Mike: Well, first VA is going to have to make a specific finding that you are actually not credible. So if they haven’t done that, then– and they’re just denying because it seems as though they’re doing that, I think you need to, in an appeal, make sure that you’re requiring them to provide that finding for you. If VA finds that you’re not competent to give a statement on a particular topic, I think first you need to determine whether that’s in fact the case in order to provide a statement that’s a nexus or a link to service if it’s a service connection case or you’re trying to provide a diagnosis. But if that’s not the case, and you have personal knowledge, I think it’s important for you to explain how you do have personal knowledge of what you’re writing about. And push– I would always encourage you to push back on those findings. Don’t just accept it, and throw up your hands, and say you have to move on. Absolutely push back on those findings.

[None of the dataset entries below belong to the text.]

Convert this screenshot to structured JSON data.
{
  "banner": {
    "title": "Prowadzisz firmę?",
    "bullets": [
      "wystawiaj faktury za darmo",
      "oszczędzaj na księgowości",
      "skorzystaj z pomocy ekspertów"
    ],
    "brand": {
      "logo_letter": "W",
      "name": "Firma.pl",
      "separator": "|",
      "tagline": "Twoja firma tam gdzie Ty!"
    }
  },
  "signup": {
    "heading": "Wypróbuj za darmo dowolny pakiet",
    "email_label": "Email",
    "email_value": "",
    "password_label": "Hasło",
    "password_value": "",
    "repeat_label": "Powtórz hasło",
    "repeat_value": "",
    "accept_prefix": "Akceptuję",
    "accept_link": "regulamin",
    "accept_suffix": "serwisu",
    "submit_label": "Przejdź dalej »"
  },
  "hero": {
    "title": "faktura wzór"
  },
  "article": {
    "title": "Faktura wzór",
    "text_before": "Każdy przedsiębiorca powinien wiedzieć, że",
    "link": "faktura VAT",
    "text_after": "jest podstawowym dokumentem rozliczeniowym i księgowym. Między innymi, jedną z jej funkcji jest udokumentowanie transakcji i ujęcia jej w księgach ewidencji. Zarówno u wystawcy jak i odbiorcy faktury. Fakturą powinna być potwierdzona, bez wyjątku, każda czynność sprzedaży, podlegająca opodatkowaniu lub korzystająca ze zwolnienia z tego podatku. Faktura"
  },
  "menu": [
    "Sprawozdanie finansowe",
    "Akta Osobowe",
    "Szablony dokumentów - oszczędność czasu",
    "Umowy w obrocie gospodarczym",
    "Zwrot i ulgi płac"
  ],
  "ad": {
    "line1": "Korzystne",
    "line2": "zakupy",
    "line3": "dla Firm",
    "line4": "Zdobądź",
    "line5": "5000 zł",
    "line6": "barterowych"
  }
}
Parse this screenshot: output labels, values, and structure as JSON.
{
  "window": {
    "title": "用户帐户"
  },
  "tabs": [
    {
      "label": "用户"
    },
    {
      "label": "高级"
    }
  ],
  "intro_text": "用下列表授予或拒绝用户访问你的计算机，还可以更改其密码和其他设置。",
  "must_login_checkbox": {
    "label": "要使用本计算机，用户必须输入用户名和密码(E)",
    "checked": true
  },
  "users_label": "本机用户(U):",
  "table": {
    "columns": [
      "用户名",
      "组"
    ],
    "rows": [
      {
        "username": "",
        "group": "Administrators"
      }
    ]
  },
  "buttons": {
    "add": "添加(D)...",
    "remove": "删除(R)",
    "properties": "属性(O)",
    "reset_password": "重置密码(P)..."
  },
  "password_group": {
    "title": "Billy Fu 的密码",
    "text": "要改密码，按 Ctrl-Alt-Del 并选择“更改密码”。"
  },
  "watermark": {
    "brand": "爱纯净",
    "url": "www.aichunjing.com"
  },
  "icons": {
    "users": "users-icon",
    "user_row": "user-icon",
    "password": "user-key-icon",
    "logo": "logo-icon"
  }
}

Maura: Great. So to recap what we talked about a little bit today, there’s a lot of good stuff I think we mentioned. But some of the highlights are lay statements can be very helpful in corroborating incidents that have occurred. So this doesn’t include just veteran statements but also third party statements, buddy statements like Mike I think was talking about earlier. Lay statements can be very effective in talking about an event, what happened especially if you have personal knowledge of the event which is what we were mentioning earlier. Lay statements can also talk about the symptoms and the severity of symptoms that a veteran experiences due to a service-connected condition. This can be very helpful in increased rating claims as we mentioned, because usually the severity of the disability is that issue with those claims and the veteran is in the best position to know or those close to him or her, how severe the symptoms are, how they impair your daily functioning, what types of activities are limited by your symptoms and things like that. And then finally as we have all talked about, I think a really important takeaway is that lay statements can be used to respond to unfavorable evidence or unfavorable decisions. So, we talked about gap filling. How to explain why there might not be treatment records for a particular condition. You can use them to respond to VA examinations which I think can be very helpful. Oftentimes, there aren’t a lot of VA examinations that are given in a claim. So you only have a few opportunities to have someone look at your symptoms and so you can put in a statement that says, “If that went wrong…” for whatever reason.
Mike: Yes. And I think it’s important to remember, too, that in your statements, you don’t have to just report on your current symptomatology or the current level of severity. Say your claims have been pending for many years, you can kind of describe how your symptoms have affected you dating back a number of years. So VA– a lot of times we see cases where some lay statement describing the veteran’s current level of symptoms and severity– maybe VA grants the case or the claim but only from the date maybe that we submitted the statement. So I think if your statement includes a description of how your symptoms have progressed over time and looks back at kind of the progression of the disease or the injury, you’ll have a stronger case or a stronger argument to make that the level of severity has been the same for the entire period on appeal. So I think that’s important to remember as well.
Maura: And that goes to Jenna’s points from earlier. Be honest. Be as specific as you can. And fill in the gaps wherever you think that it’s helpful to do so. Do you have any questions? Okay. Excellent.
Thank you all for joining us today. Again, this is Maura Clancy, Jenna Zellmer, and Mike Lostritto from Chisholm Chisholm & Kilpatrick. We hope you have a great afternoon.